We have all seen our fair share of ski flicks, but it’s especially inspiring when a film documents the achievements of everyday skiers and riders, not just the pros. And Liberarsi, a film out today, looks to achieve this regular guy/gal feel.
For the making of Liberarsi, a team of four Italian skiers—Luca Zanette, Luca Zattoni, Federico Chiappino and Francesco Salamone—under the self-named group “Every Damn Weekend” and in conjunction with FATMAP, a mobile, 3D mapping platform for skiing and outdoor sports, decided to document the skimo lifestyle in the Alps. Through covering big, aesthetic lines, they convey the message that you don’t have to be a professional skier to tackle serious ski mountaineering lines; all you need is passion and drive.
We caught up with FATMAP employee and Director/Producer of Liberarsi Adam Robinson to learn more about the making and vision for the film. Here is what he had to say.
Backcountry Magazine: What was the impetus for producing a film about skimo culture?
Adam Robinson: To use a line from the guys directly, “Steep skiing is the purest form of mountain research.” For us, that idea really brings the adventure back into skiing. These guys are finding these steep and inaccessible lines all over the Alps that require real talent and skill to tackle. Every time you’re looking at a line that involves mandatory rappels and class-five climbing, it doesn’t matter how talented a skier you are, you still need the mix of both disciplines. When you have a group of talented ski mountaineers who really trust each other getting out to the mountains every weekend, then you get magic. A mix between adventure, aesthetic lines and a mastery of steep skiing techniques really shows viewers how beautiful and challenging the mountains can be. I think this film is totally different to freeride/freestyle films. Obviously there’s room for both, but rekindling that spirit of adventure is really powerful for us.
BCM: How did you pick your athletes for the film?
AR: This question is key to the central narrative of the film, and we hope this theme signals a change in the wave of films we can expect to see in the coming years. The group of guys you see in the movie band together under the title of “Every Damn Weekend.” The name says it all. These guys are not pro skiers. These guys have real jobs. They work in hospitals and offices, and they don’t live their lives waiting for the next phone call to be whisked away in helis by Red Bull. When work finishes at 5 p.m. on a Friday, it’s go time for these guys. Every damn weekend is about getting to the mountains as much as possible and finding these aesthetic lines that are on their doorstep. In the movie you’ll see some clips of them hitting Norway, but it’s all about what they can access on the weekend. It’s refreshing to see the determination to go tackle huge objectives and get back into the office by 9 a.m.

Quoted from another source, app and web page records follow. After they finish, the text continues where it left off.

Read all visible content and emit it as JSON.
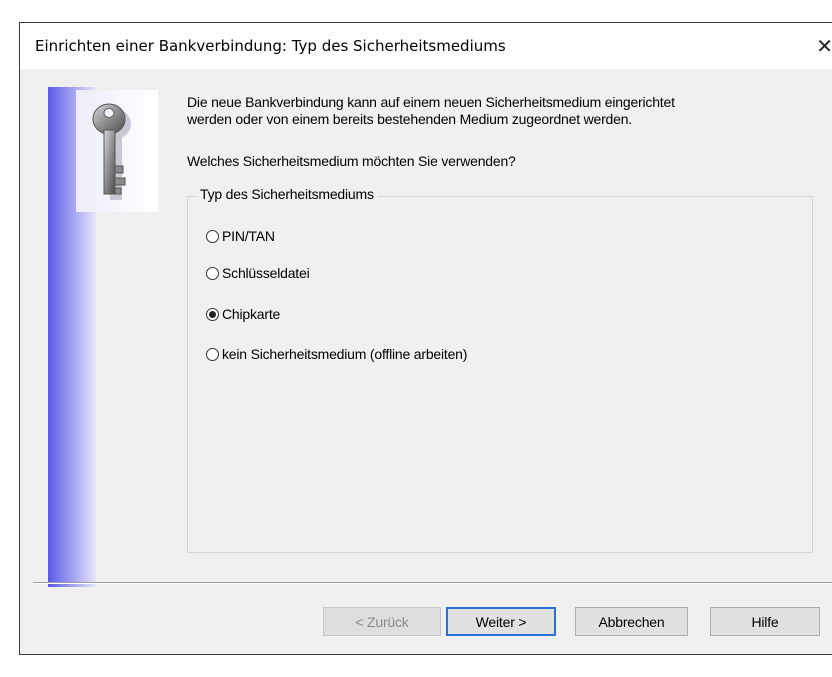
{
  "dialog": {
    "title": "Einrichten einer Bankverbindung: Typ des Sicherheitsmediums",
    "close_glyph": "✕"
  },
  "content": {
    "instruction_line1": "Die neue Bankverbindung kann auf einem neuen Sicherheitsmedium eingerichtet",
    "instruction_line2": "werden oder von einem bereits bestehenden Medium zugeordnet werden.",
    "question": "Welches Sicherheitsmedium möchten Sie verwenden?",
    "group_label": "Typ des Sicherheitsmediums",
    "options": [
      {
        "label": "PIN/TAN",
        "checked": false
      },
      {
        "label": "Schlüsseldatei",
        "checked": false
      },
      {
        "label": "Chipkarte",
        "checked": true
      },
      {
        "label": "kein Sicherheitsmedium (offline arbeiten)",
        "checked": false
      }
    ],
    "icon": "key-icon"
  },
  "buttons": {
    "back": "< Zurück",
    "next": "Weiter >",
    "cancel": "Abbrechen",
    "help": "Hilfe"
  },
  "colors": {
    "banner_accent": "#5a5ae8",
    "default_button_border": "#2a73d6"
  }
}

BCM: How/where was the film shot?
AR: It was shot primarily in the Alps. As I said, there’s some shots of the Lyngen Alps in Norway, but they don’t need to go any further than their backdoor to be in the mountains.
The film focuses on some of their key lines; Noire North Face in Chamonix, the Marbrée on the Italian side Mont Blanc and, of course, the Matterhorn’s east face in Zermatt. How it was shot I think is a real triumph. It’s mostly all GoPro shots with some stellar drone work from our friends at DroneAlps. This combination is how we’ll keep making movies together and how many incredible movies are being made at the moment. The quality of ski movies—skimo or not—is skyrocketing. I think you’ll start to see a real juxtaposition between the super high-quality video and the raw footage. For me, adventures have much more personality, and I feel I can connect on a much deeper level when it’s POV and shot by the guys themselves. Tech is helping us get those killer shots we all know and love, too.
BCM: Did you focus on skimo culture in any particular region of the Alps?
AR: These guys are Italians and they have a very particular approach to the mountains. They go for the big objectives and super aesthetic lines. So you could say that it’s about Italian skimo culture in a way, but that was never the intention of the film. I’d say we focused more on the challenge of skiing the Matterhorn. You know, it’s rarely in condition and only a handful of people even attempt it a year. Liberarsi is about a group of normal guys who take on big objectives, because they are both talented and motivated by their passion for ski mountaineering. That’s what we want people to come away with.
BCM: How do you hope this will this inspire other skiers?
AR: We’ve all seen great ski films over the years and they inspire us, but I never feel like I could get to that level. It’s on a level of complete wonder rather than aspiration. You think, “That could be me.” But there are a whole bunch of talented ski mountaineers who don’t get the air time their adventures deserve. I hope this film will get people to push themselves to get out to the mountains more. To find their own objectives and get what we all should from the mountains.
Liberarsi premiered at iF3 and the Milano Montagne freeski film festivals and will have its online premiere on November 30, 2016 live via Facebook. Find it on FATMAP’s website in early December. FATMAP and Every Damn Weekend will continue to produce movies.
Director/Producer: Adam Robinson
Editor: Davide De Masi
Cinematography: Every Damn Weekend, Drone Alps, Marta Cavallari
Partners: FATMAP, Faction Skis, ATK Bindings